DATASET CONTENT:
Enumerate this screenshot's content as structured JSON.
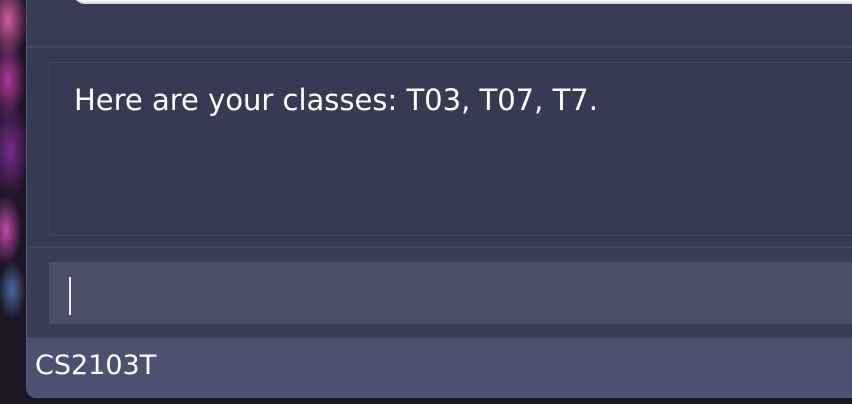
{
  "result_display": {
    "text": "Here are your classes: T03, T07, T7."
  },
  "command_box": {
    "value": "",
    "placeholder": ""
  },
  "status_bar": {
    "text": "CS2103T"
  },
  "colors": {
    "window_background": "#3b3f58",
    "result_background": "#363a52",
    "command_box_background": "#4a4e69",
    "status_bar_background": "#4d5170",
    "text": "#ffffff"
  }
}
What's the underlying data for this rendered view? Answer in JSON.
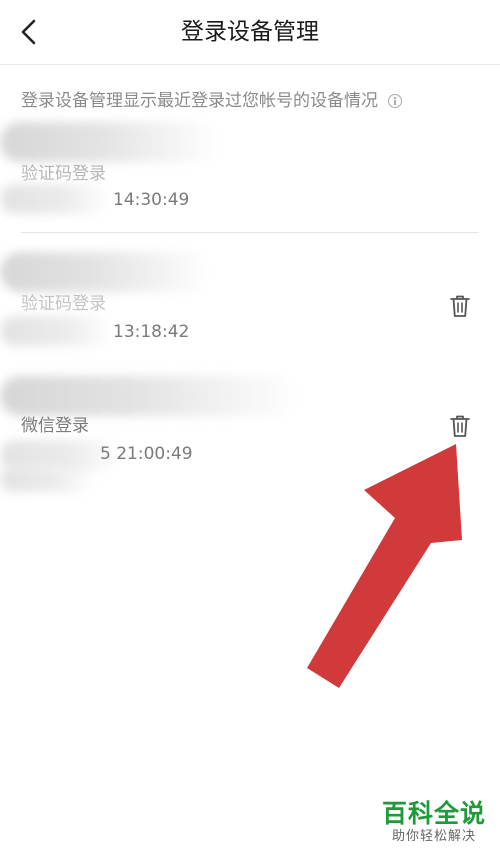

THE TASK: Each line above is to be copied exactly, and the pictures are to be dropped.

ANSWER TO THE EXERCISE:
Enumerate this screenshot's content as structured JSON.
{
  "result_display": {
    "text": "Here are your classes: T03, T07, T7."
  },
  "command_box": {
    "value": "",
    "placeholder": ""
  },
  "status_bar": {
    "text": "CS2103T"
  },
  "colors": {
    "window_background": "#3b3f58",
    "result_background": "#363a52",
    "command_box_background": "#4a4e69",
    "status_bar_background": "#4d5170",
    "text": "#ffffff"
  }
}
What's the underlying data for this rendered view? Answer in JSON.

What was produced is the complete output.